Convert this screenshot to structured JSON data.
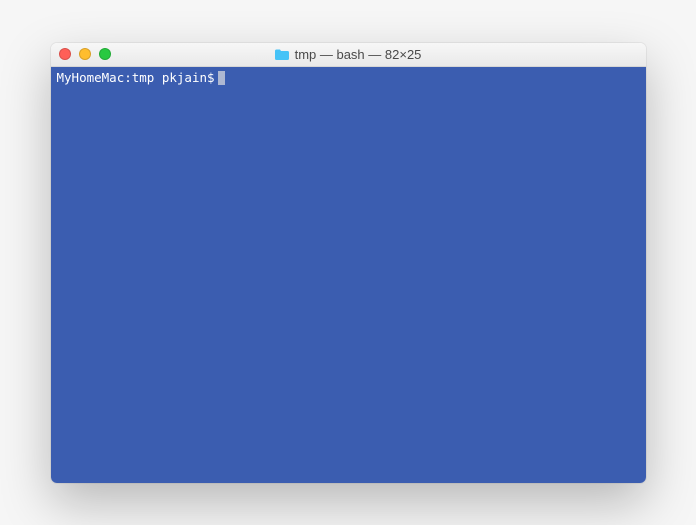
{
  "window": {
    "title": "tmp — bash — 82×25",
    "icon": "folder-icon"
  },
  "terminal": {
    "prompt": "MyHomeMac:tmp pkjain$",
    "background": "#3b5db0",
    "foreground": "#ffffff"
  }
}
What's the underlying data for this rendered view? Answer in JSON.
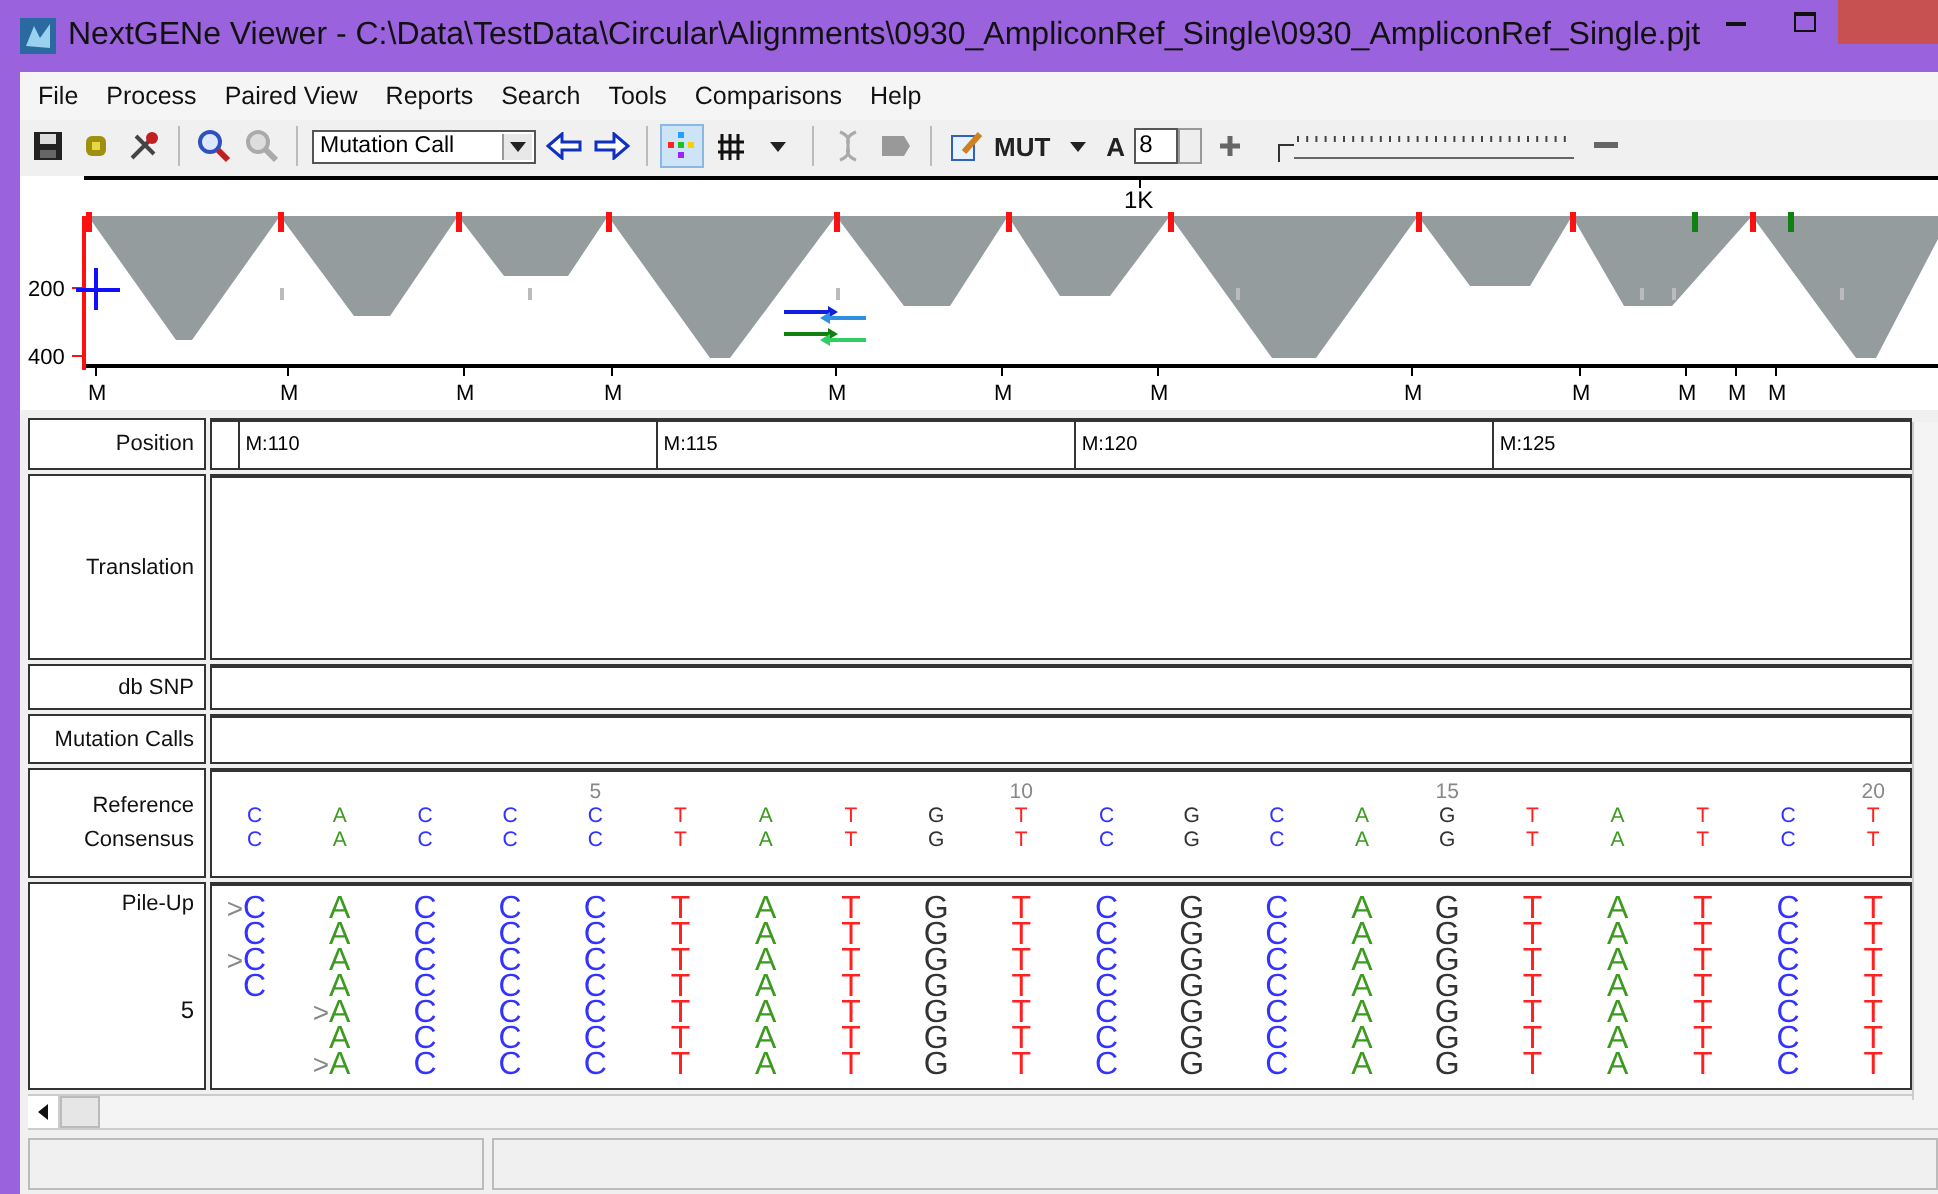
{
  "window": {
    "title": "NextGENe Viewer - C:\\Data\\TestData\\Circular\\Alignments\\0930_AmpliconRef_Single\\0930_AmpliconRef_Single.pjt"
  },
  "menu": [
    "File",
    "Process",
    "Paired View",
    "Reports",
    "Search",
    "Tools",
    "Comparisons",
    "Help"
  ],
  "toolbar": {
    "mode": "Mutation Call",
    "mut_label": "MUT",
    "font_label": "A",
    "font_size": "8",
    "zoom": {
      "level": 0
    },
    "color_view_selected": true
  },
  "overview": {
    "scale_label": "1K",
    "y_labels": [
      "200",
      "400"
    ],
    "markers": [
      "M",
      "M",
      "M",
      "M",
      "M",
      "M",
      "M",
      "M",
      "M",
      "M",
      "M",
      "M"
    ]
  },
  "tracks": {
    "labels": {
      "position": "Position",
      "translation": "Translation",
      "dbsnp": "db SNP",
      "mutation_calls": "Mutation Calls",
      "reference": "Reference",
      "consensus": "Consensus",
      "pileup": "Pile-Up",
      "depth": "5"
    },
    "positions": [
      "M:110",
      "M:115",
      "M:120",
      "M:125"
    ],
    "bases": [
      {
        "ref": "C",
        "cons": "C",
        "color": "#3333ff",
        "reads": [
          {
            "mark": ">",
            "base": "C"
          },
          {
            "base": "C"
          },
          {
            "mark": ">",
            "base": "C"
          },
          {
            "base": "C"
          }
        ]
      },
      {
        "ref": "A",
        "cons": "A",
        "color": "#3c9a1e",
        "reads": [
          {
            "base": "A"
          },
          {
            "base": "A"
          },
          {
            "base": "A"
          },
          {
            "base": "A"
          },
          {
            "mark": ">",
            "base": "A"
          },
          {
            "base": "A"
          },
          {
            "mark": ">",
            "base": "A"
          }
        ]
      },
      {
        "ref": "C",
        "cons": "C",
        "color": "#3333ff",
        "reads": [
          {
            "base": "C"
          },
          {
            "base": "C"
          },
          {
            "base": "C"
          },
          {
            "base": "C"
          },
          {
            "base": "C"
          },
          {
            "base": "C"
          },
          {
            "base": "C"
          }
        ]
      },
      {
        "ref": "C",
        "cons": "C",
        "color": "#3333ff",
        "reads": [
          {
            "base": "C"
          },
          {
            "base": "C"
          },
          {
            "base": "C"
          },
          {
            "base": "C"
          },
          {
            "base": "C"
          },
          {
            "base": "C"
          },
          {
            "base": "C"
          }
        ]
      },
      {
        "tick": "5",
        "ref": "C",
        "cons": "C",
        "color": "#3333ff",
        "reads": [
          {
            "base": "C"
          },
          {
            "base": "C"
          },
          {
            "base": "C"
          },
          {
            "base": "C"
          },
          {
            "base": "C"
          },
          {
            "base": "C"
          },
          {
            "base": "C"
          }
        ]
      },
      {
        "ref": "T",
        "cons": "T",
        "color": "#ff2020",
        "reads": [
          {
            "base": "T"
          },
          {
            "base": "T"
          },
          {
            "base": "T"
          },
          {
            "base": "T"
          },
          {
            "base": "T"
          },
          {
            "base": "T"
          },
          {
            "base": "T"
          }
        ]
      },
      {
        "ref": "A",
        "cons": "A",
        "color": "#3c9a1e",
        "reads": [
          {
            "base": "A"
          },
          {
            "base": "A"
          },
          {
            "base": "A"
          },
          {
            "base": "A"
          },
          {
            "base": "A"
          },
          {
            "base": "A"
          },
          {
            "base": "A"
          }
        ]
      },
      {
        "ref": "T",
        "cons": "T",
        "color": "#ff2020",
        "reads": [
          {
            "base": "T"
          },
          {
            "base": "T"
          },
          {
            "base": "T"
          },
          {
            "base": "T"
          },
          {
            "base": "T"
          },
          {
            "base": "T"
          },
          {
            "base": "T"
          }
        ]
      },
      {
        "ref": "G",
        "cons": "G",
        "color": "#333333",
        "reads": [
          {
            "base": "G"
          },
          {
            "base": "G"
          },
          {
            "base": "G"
          },
          {
            "base": "G"
          },
          {
            "base": "G"
          },
          {
            "base": "G"
          },
          {
            "base": "G"
          }
        ]
      },
      {
        "tick": "10",
        "ref": "T",
        "cons": "T",
        "color": "#ff2020",
        "reads": [
          {
            "base": "T"
          },
          {
            "base": "T"
          },
          {
            "base": "T"
          },
          {
            "base": "T"
          },
          {
            "base": "T"
          },
          {
            "base": "T"
          },
          {
            "base": "T"
          }
        ]
      },
      {
        "ref": "C",
        "cons": "C",
        "color": "#3333ff",
        "reads": [
          {
            "base": "C"
          },
          {
            "base": "C"
          },
          {
            "base": "C"
          },
          {
            "base": "C"
          },
          {
            "base": "C"
          },
          {
            "base": "C"
          },
          {
            "base": "C"
          }
        ]
      },
      {
        "ref": "G",
        "cons": "G",
        "color": "#333333",
        "reads": [
          {
            "base": "G"
          },
          {
            "base": "G"
          },
          {
            "base": "G"
          },
          {
            "base": "G"
          },
          {
            "base": "G"
          },
          {
            "base": "G"
          },
          {
            "base": "G"
          }
        ]
      },
      {
        "ref": "C",
        "cons": "C",
        "color": "#3333ff",
        "reads": [
          {
            "base": "C"
          },
          {
            "base": "C"
          },
          {
            "base": "C"
          },
          {
            "base": "C"
          },
          {
            "base": "C"
          },
          {
            "base": "C"
          },
          {
            "base": "C"
          }
        ]
      },
      {
        "ref": "A",
        "cons": "A",
        "color": "#3c9a1e",
        "reads": [
          {
            "base": "A"
          },
          {
            "base": "A"
          },
          {
            "base": "A"
          },
          {
            "base": "A"
          },
          {
            "base": "A"
          },
          {
            "base": "A"
          },
          {
            "base": "A"
          }
        ]
      },
      {
        "tick": "15",
        "ref": "G",
        "cons": "G",
        "color": "#333333",
        "reads": [
          {
            "base": "G"
          },
          {
            "base": "G"
          },
          {
            "base": "G"
          },
          {
            "base": "G"
          },
          {
            "base": "G"
          },
          {
            "base": "G"
          },
          {
            "base": "G"
          }
        ]
      },
      {
        "ref": "T",
        "cons": "T",
        "color": "#ff2020",
        "reads": [
          {
            "base": "T"
          },
          {
            "base": "T"
          },
          {
            "base": "T"
          },
          {
            "base": "T"
          },
          {
            "base": "T"
          },
          {
            "base": "T"
          },
          {
            "base": "T"
          }
        ]
      },
      {
        "ref": "A",
        "cons": "A",
        "color": "#3c9a1e",
        "reads": [
          {
            "base": "A"
          },
          {
            "base": "A"
          },
          {
            "base": "A"
          },
          {
            "base": "A"
          },
          {
            "base": "A"
          },
          {
            "base": "A"
          },
          {
            "base": "A"
          }
        ]
      },
      {
        "ref": "T",
        "cons": "T",
        "color": "#ff2020",
        "reads": [
          {
            "base": "T"
          },
          {
            "base": "T"
          },
          {
            "base": "T"
          },
          {
            "base": "T"
          },
          {
            "base": "T"
          },
          {
            "base": "T"
          },
          {
            "base": "T"
          }
        ]
      },
      {
        "ref": "C",
        "cons": "C",
        "color": "#3333ff",
        "reads": [
          {
            "base": "C"
          },
          {
            "base": "C"
          },
          {
            "base": "C"
          },
          {
            "base": "C"
          },
          {
            "base": "C"
          },
          {
            "base": "C"
          },
          {
            "base": "C"
          }
        ]
      },
      {
        "tick": "20",
        "ref": "T",
        "cons": "T",
        "color": "#ff2020",
        "reads": [
          {
            "base": "T"
          },
          {
            "base": "T"
          },
          {
            "base": "T"
          },
          {
            "base": "T"
          },
          {
            "base": "T"
          },
          {
            "base": "T"
          },
          {
            "base": "T"
          }
        ]
      }
    ]
  }
}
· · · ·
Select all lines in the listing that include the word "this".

Convert this screenshot to structured JSON data.
What's the underlying data for this rendered view? Answer in JSON.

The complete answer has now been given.